To further highlight the importance of the greater landscape, tack on this additional migration identified just on the other side Lucky Peak Reservoir, as seen in the map below.

Hunters have shown that we turn heads if we unify and speak as one voice – often it is uncomfortable and unfamiliar, but this is what determines the future of our wildlife and sporting heritage. While reports like the newly released USGS publication should impact land management decisions, it is still essential that we, as hunters, raise our voices of the value of these landscapes to decision makers. As the Army Corps inches closer to a decision, IWF will continue to closely monitor this process.

To read our original blog on this issue, click here. Be sure to check out the full USGS Report to view more of Idaho’s important migrations!


The Army Corps of Engineers has just issued a “No Action” decision for the proposed Lake View Trail in critical big game wintering habitat near Boise. The No Action alternative decision is a tremendous win in the eyes of sportsmen and women who have fought for generations to protect Idaho’s largest migrating mule deer herd from encroachment of development.

The Army Corps’ proposed Lake View Trail was a 15-mile multi-use trail near the shores of Lucky Peak Lake and in the Boise River Wildlife Management Area. Idaho Wildlife Federation opposed the trail and expressed significant concerns over the trail proposal’s location, lack of enforceable seasonal closures, fire risk, and direct conflicts with Boise River Wildlife Management Plan’s management directions. IWF, along with our conservation partners, including the Upper Snake River Tribes Foundation, Idaho Department of Fish & Game, and the Idaho Fish & Game Commission raised these points to the Corps over several months- and the Corps’ Lt. Col. Childers listened. The Corps cited that the decision to take no action at this time was due to “the very high value some stakeholders place on the ecosystem outputs provided by the existing habitat conditions and traditional significance of the area.”

“Idaho Wildlife Federation welcomes the Corps’ decision to forgo plans to construct the Lake View Trail. The trail, as proposed, brought significant risks to the landscape utilized by our state’s largest migrating mule deer herd and would have undermined generations of conservation efforts dating back to the 1940s” said Brian Brooks, Executive Director of Idaho Wildlife Federation. “We will continue leading efforts to address the needs of wildlife amidst a rapidly expanding population in Idaho.”
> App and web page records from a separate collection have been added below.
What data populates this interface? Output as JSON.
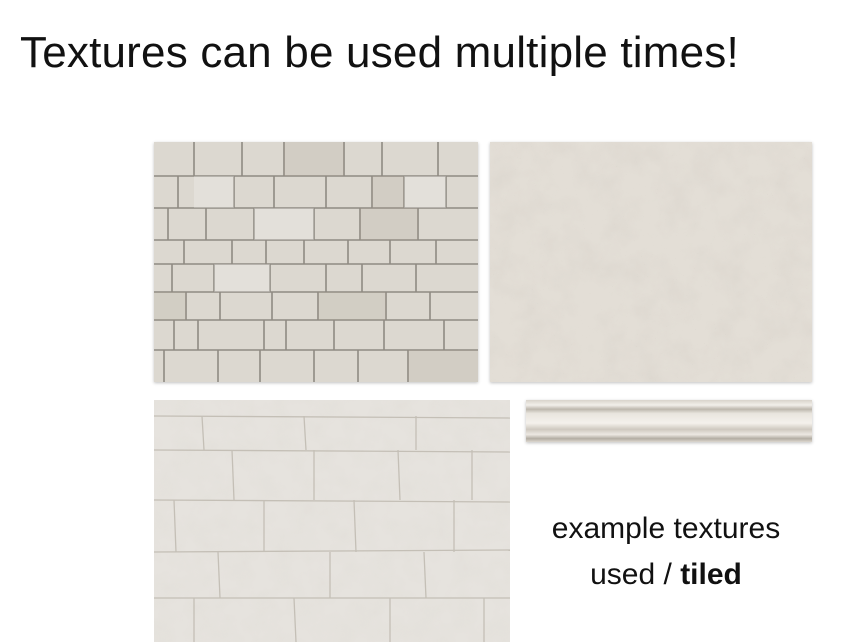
{
  "slide": {
    "title": "Textures can be used multiple times!",
    "caption_line1": "example textures",
    "caption_line2_prefix": "used / ",
    "caption_line2_bold": "tiled"
  },
  "textures": [
    {
      "name": "stone-brick-wall-texture"
    },
    {
      "name": "plaster-concrete-texture"
    },
    {
      "name": "rough-limestone-wall-texture"
    },
    {
      "name": "molding-trim-texture"
    }
  ],
  "colors": {
    "background": "#ffffff",
    "stone_base": "#dcd8d0",
    "mortar": "#9a958d",
    "plaster": "#e2ddd5"
  }
}
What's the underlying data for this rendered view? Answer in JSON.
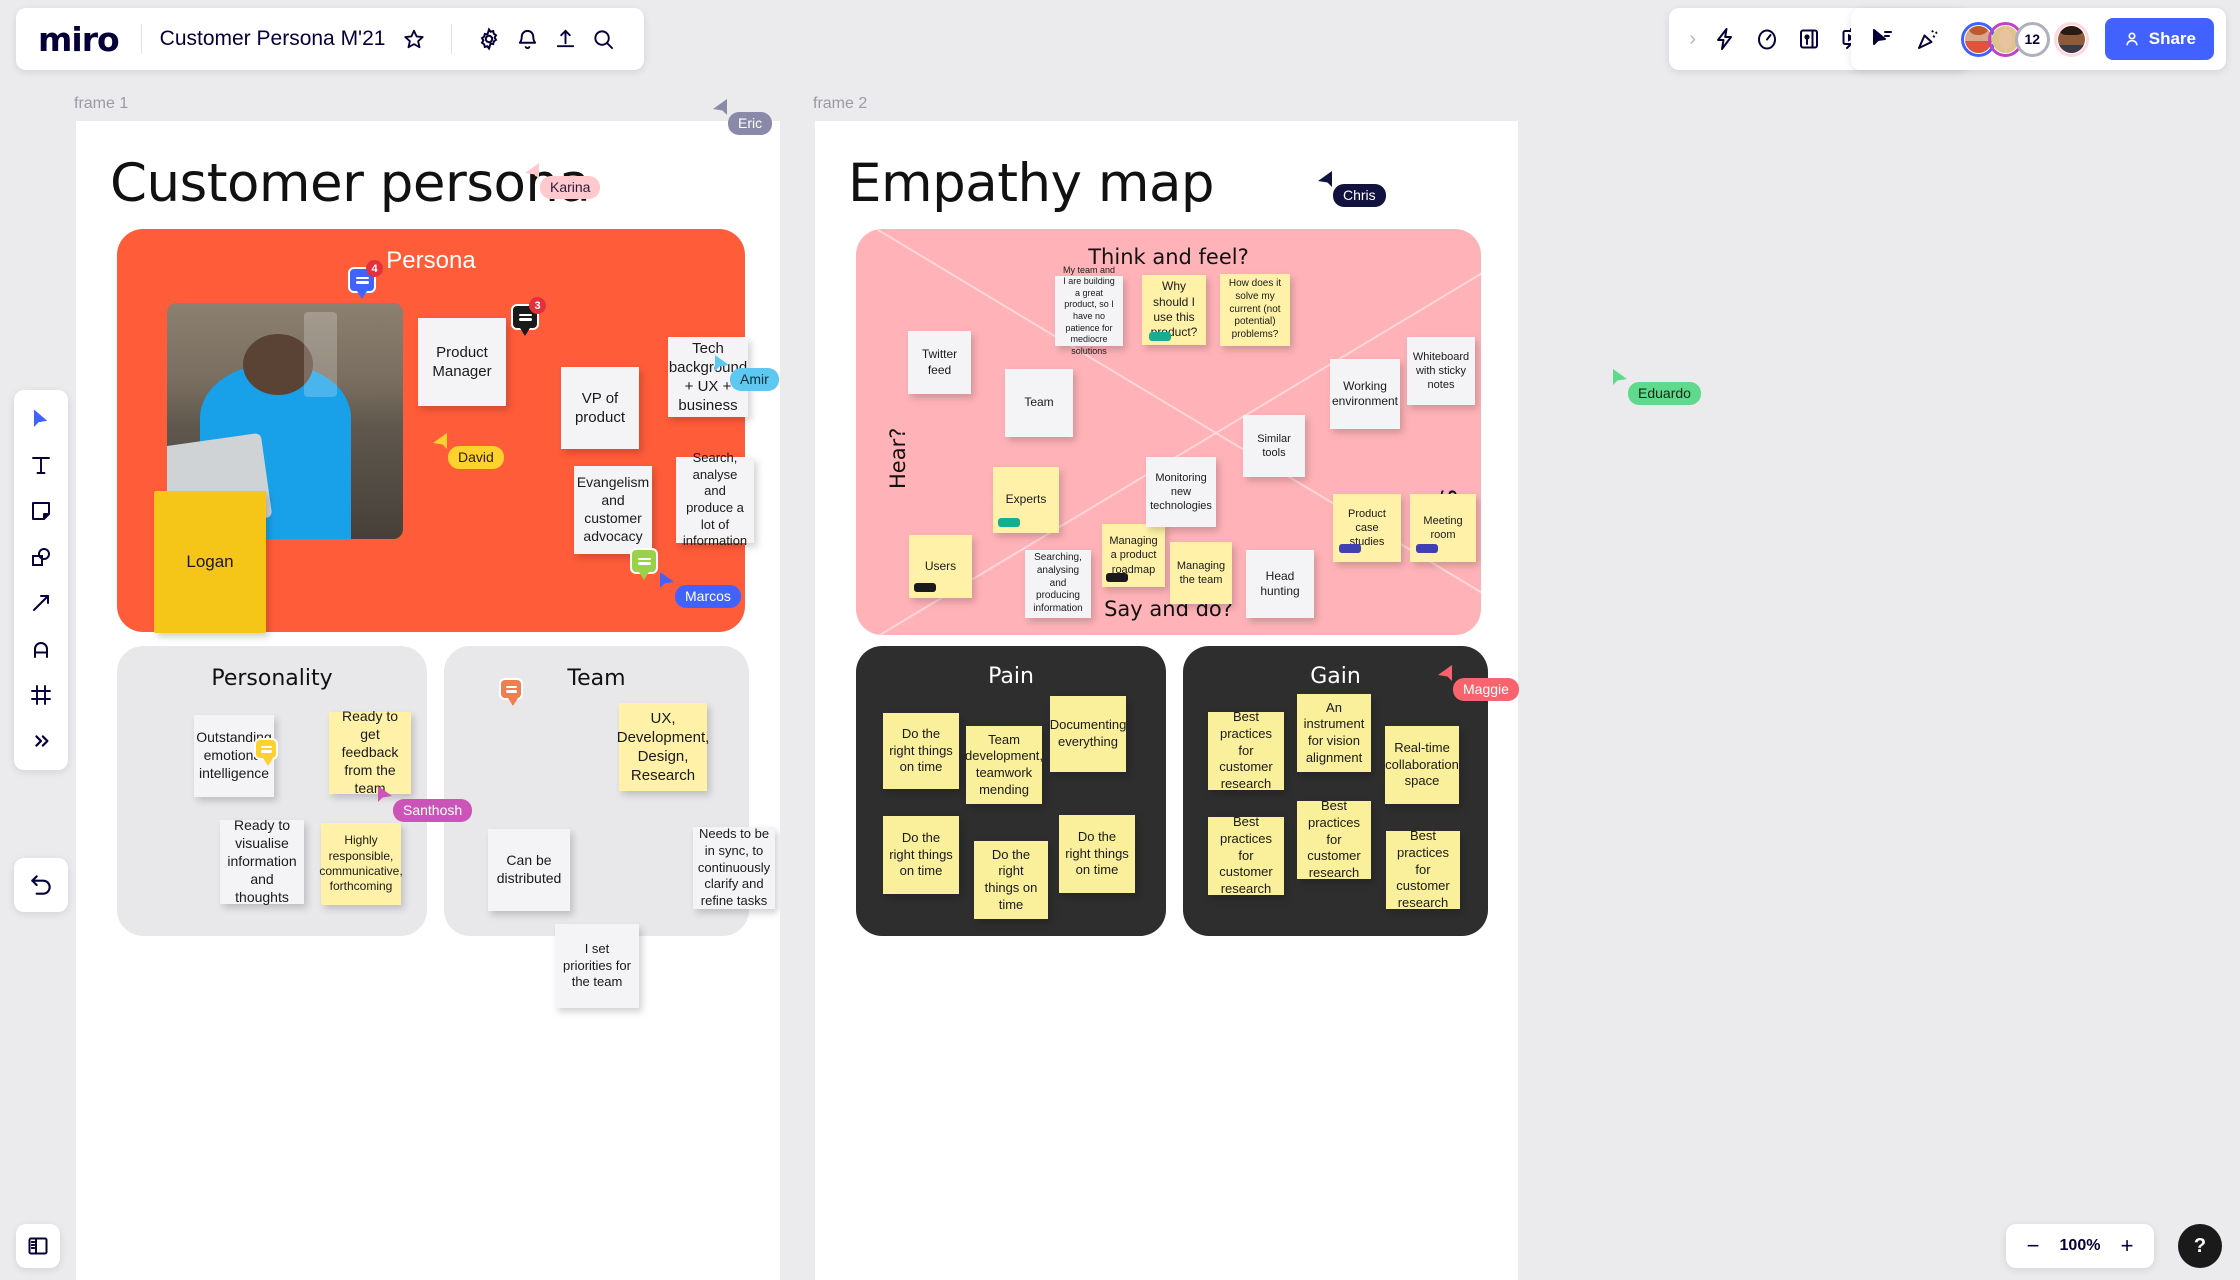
{
  "header": {
    "logo": "miro",
    "board_title": "Customer Persona M'21",
    "icons": {
      "star": "star-icon",
      "settings": "gear-icon",
      "notifications": "bell-icon",
      "upload": "upload-icon",
      "search": "search-icon",
      "expand": "chevron-right-icon",
      "bolt": "bolt-icon",
      "timer": "timer-icon",
      "card": "card-icon",
      "presentation": "presentation-icon",
      "document": "document-icon",
      "collapse": "chevron-double-down-icon",
      "select_cursor": "cursor-select-icon",
      "celebrate": "celebrate-icon"
    },
    "avatar_count_badge": "12",
    "share_label": "Share"
  },
  "left_toolbar": {
    "tools": [
      {
        "name": "select-tool",
        "icon": "cursor-icon"
      },
      {
        "name": "text-tool",
        "icon": "text-icon"
      },
      {
        "name": "sticky-note-tool",
        "icon": "sticky-note-icon"
      },
      {
        "name": "shapes-tool",
        "icon": "shapes-icon"
      },
      {
        "name": "connector-tool",
        "icon": "arrow-icon"
      },
      {
        "name": "pen-tool",
        "icon": "pen-icon"
      },
      {
        "name": "frame-tool",
        "icon": "frame-icon"
      },
      {
        "name": "more-tools",
        "icon": "chevron-double-right-icon"
      }
    ],
    "undo": "undo-icon",
    "panel_toggle": "panel-toggle-icon"
  },
  "zoom": {
    "minus": "−",
    "value": "100%",
    "plus": "+",
    "help": "?"
  },
  "frames": [
    {
      "label": "frame 1"
    },
    {
      "label": "frame 2"
    }
  ],
  "persona_frame": {
    "title": "Customer persona",
    "persona_label": "Persona",
    "photo_name": "Logan",
    "notes": [
      {
        "text": "Product Manager",
        "color": "white"
      },
      {
        "text": "VP of product",
        "color": "white"
      },
      {
        "text": "Tech background + UX + business",
        "color": "white"
      },
      {
        "text": "Evangelism and customer advocacy",
        "color": "white"
      },
      {
        "text": "Search, analyse and produce a lot of information",
        "color": "white"
      }
    ],
    "personality": {
      "title": "Personality",
      "notes": [
        {
          "text": "Outstanding emotional intelligence",
          "color": "white"
        },
        {
          "text": "Ready to get feedback from the team",
          "color": "yellow"
        },
        {
          "text": "Ready to visualise information and thoughts",
          "color": "white"
        },
        {
          "text": "Highly responsible, communicative, forthcoming",
          "color": "yellow"
        }
      ]
    },
    "team": {
      "title": "Team",
      "notes": [
        {
          "text": "Can be distributed",
          "color": "white"
        },
        {
          "text": "UX, Development, Design, Research",
          "color": "yellow"
        },
        {
          "text": "Needs to be in sync, to continuously clarify and refine tasks",
          "color": "white"
        },
        {
          "text": "I set priorities for the team",
          "color": "white"
        }
      ]
    }
  },
  "empathy_frame": {
    "title": "Empathy map",
    "quadrants": {
      "think_feel": "Think and feel?",
      "hear": "Hear?",
      "see": "See?",
      "say_do": "Say and do?"
    },
    "notes": [
      {
        "text": "My team and I are building a great product, so I have no patience for mediocre solutions",
        "color": "white"
      },
      {
        "text": "Why should I use this product?",
        "color": "yellow",
        "chip": "#17ad93"
      },
      {
        "text": "How does it solve my current (not potential) problems?",
        "color": "yellow"
      },
      {
        "text": "Twitter feed",
        "color": "white"
      },
      {
        "text": "Team",
        "color": "white"
      },
      {
        "text": "Users",
        "color": "yellow",
        "chip": "#1a1a1a"
      },
      {
        "text": "Experts",
        "color": "yellow",
        "chip": "#17ad93"
      },
      {
        "text": "Searching, analysing and producing information",
        "color": "white"
      },
      {
        "text": "Managing a product roadmap",
        "color": "yellow",
        "chip": "#1a1a1a"
      },
      {
        "text": "Monitoring new technologies",
        "color": "white"
      },
      {
        "text": "Managing the team",
        "color": "yellow"
      },
      {
        "text": "Head hunting",
        "color": "white"
      },
      {
        "text": "Similar tools",
        "color": "white"
      },
      {
        "text": "Working environment",
        "color": "white"
      },
      {
        "text": "Whiteboard with sticky notes",
        "color": "white"
      },
      {
        "text": "Product case studies",
        "color": "yellow",
        "chip": "#4040b2"
      },
      {
        "text": "Meeting room",
        "color": "yellow",
        "chip": "#4040b2"
      }
    ],
    "pain": {
      "title": "Pain",
      "notes": [
        {
          "text": "Do the right things on time"
        },
        {
          "text": "Team development, teamwork mending"
        },
        {
          "text": "Documenting everything"
        },
        {
          "text": "Do the right things on time"
        },
        {
          "text": "Do the right things on time"
        },
        {
          "text": "Do the right things on time"
        }
      ]
    },
    "gain": {
      "title": "Gain",
      "notes": [
        {
          "text": "Best practices for customer research"
        },
        {
          "text": "An instrument for vision alignment"
        },
        {
          "text": "Real-time collaboration space"
        },
        {
          "text": "Best practices for customer research"
        },
        {
          "text": "Best practices for customer research"
        },
        {
          "text": "Best practices for customer research"
        }
      ]
    }
  },
  "cursors": [
    {
      "name": "Eric",
      "color": "#8a8aa8",
      "text": "#ffffff"
    },
    {
      "name": "Karina",
      "color": "#ffc9ce",
      "text": "#2b1a33"
    },
    {
      "name": "Amir",
      "color": "#5ec8f0",
      "text": "#10303d"
    },
    {
      "name": "David",
      "color": "#ffd12e",
      "text": "#2b2200"
    },
    {
      "name": "Marcos",
      "color": "#4262ff",
      "text": "#ffffff"
    },
    {
      "name": "Santhosh",
      "color": "#cc54b8",
      "text": "#ffffff"
    },
    {
      "name": "Chris",
      "color": "#12123f",
      "text": "#ffffff"
    },
    {
      "name": "Eduardo",
      "color": "#5fd98b",
      "text": "#0d2b16"
    },
    {
      "name": "Maggie",
      "color": "#f9636e",
      "text": "#ffffff"
    }
  ],
  "comment_pins": [
    {
      "count": "4",
      "color": "#4262ff"
    },
    {
      "count": "3",
      "color": "#1a1a1a"
    },
    {
      "count": "",
      "color": "#9ad14b"
    },
    {
      "count": "",
      "color": "#ffd12e"
    },
    {
      "count": "",
      "color": "#ef7f4f"
    }
  ],
  "colors": {
    "brand": "#4262ff",
    "persona_bg": "#ff5c39",
    "empathy_bg": "#ffb3b8",
    "dark_bg": "#2e2e2e",
    "sticky_yellow": "#fff2a8",
    "sticky_white": "#f4f4f6"
  }
}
The hills just beyond Boise to the East make up the Boise River Wildlife Management Area; highlighted in this USGS report of major ungulate migrations of the Western US. From as early as 1943, this landscape has been set aside specifically to protect the last remaining wintering grounds for mule deer and elk that migrate upwards of 100 miles to summer feeding grounds near the Sawtooths. This data is critical to showcase the value of conserving winter range at the terminal end of these annual migrations.

“IWF owes a huge thank you to the sportsmen and women who spoke up in opposition during the public comment period,” said Garret Visser, IWF’s Conservation Program Coordinator. “Conservation wins don’t come easy. It takes a lot of work to educate folks on an issue and organize them to take action, but it’s all for nothing if no one takes the step to voice their values. This decision was made possible by our voices echoing all the way to the Army Corps’ desks in Walla Walla.”

92% of submitted public comments opposed the construction of the trail. “Those numbers are remarkable,” concluded Visser. “Wildlife conservation is still such a uniting issue.”

Check out the Army Corps’ decision here.

09. December 2020 · Comments Off on Sawtooth Society Fall 2020 Newsletter · Categories: Around The Campfire


04. December 2020 · Comments Off on To the Tune of “Ghost Riders in the Sky” · Categories: Around The Campfire


04. December 2020 · Comments Off on Movies to watch while in Holiday Lock Down · Categories: Around The Campfire

29. November 2020 · Comments Off on 2021 Idaho Trails Supporter · Categories: Around The Campfire, Current Events